What you are asked to do
Print the whole listing exactly as it appears, but skip the pictures.
[Data extracts — start]
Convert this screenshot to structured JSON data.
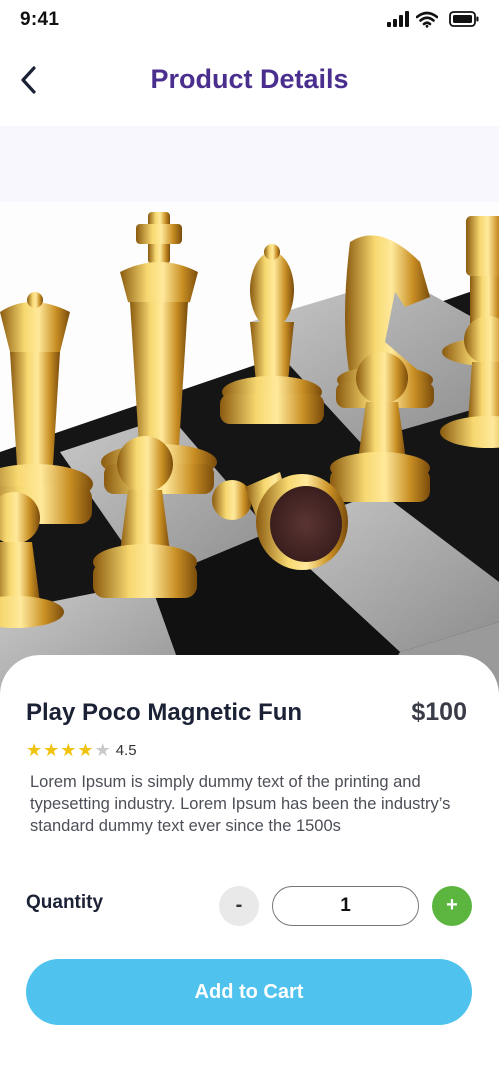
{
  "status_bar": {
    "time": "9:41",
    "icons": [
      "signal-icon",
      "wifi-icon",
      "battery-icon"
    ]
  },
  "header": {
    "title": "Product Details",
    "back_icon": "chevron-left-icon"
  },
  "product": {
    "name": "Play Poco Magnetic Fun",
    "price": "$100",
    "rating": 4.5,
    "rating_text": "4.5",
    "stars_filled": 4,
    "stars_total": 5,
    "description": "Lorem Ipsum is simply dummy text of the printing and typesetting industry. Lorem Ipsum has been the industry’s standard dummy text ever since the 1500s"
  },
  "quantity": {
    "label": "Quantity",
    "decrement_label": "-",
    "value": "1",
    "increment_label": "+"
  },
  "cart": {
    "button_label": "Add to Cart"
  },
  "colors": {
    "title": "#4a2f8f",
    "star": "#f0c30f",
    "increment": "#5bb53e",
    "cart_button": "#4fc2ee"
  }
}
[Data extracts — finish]
Answer box
Convert this screenshot to structured JSON data.
{
  "status_bar": {
    "time": "9:41",
    "icons": [
      "signal-icon",
      "wifi-icon",
      "battery-icon"
    ]
  },
  "header": {
    "title": "Product Details",
    "back_icon": "chevron-left-icon"
  },
  "product": {
    "name": "Play Poco Magnetic Fun",
    "price": "$100",
    "rating": 4.5,
    "rating_text": "4.5",
    "stars_filled": 4,
    "stars_total": 5,
    "description": "Lorem Ipsum is simply dummy text of the printing and typesetting industry. Lorem Ipsum has been the industry’s standard dummy text ever since the 1500s"
  },
  "quantity": {
    "label": "Quantity",
    "decrement_label": "-",
    "value": "1",
    "increment_label": "+"
  },
  "cart": {
    "button_label": "Add to Cart"
  },
  "colors": {
    "title": "#4a2f8f",
    "star": "#f0c30f",
    "increment": "#5bb53e",
    "cart_button": "#4fc2ee"
  }
}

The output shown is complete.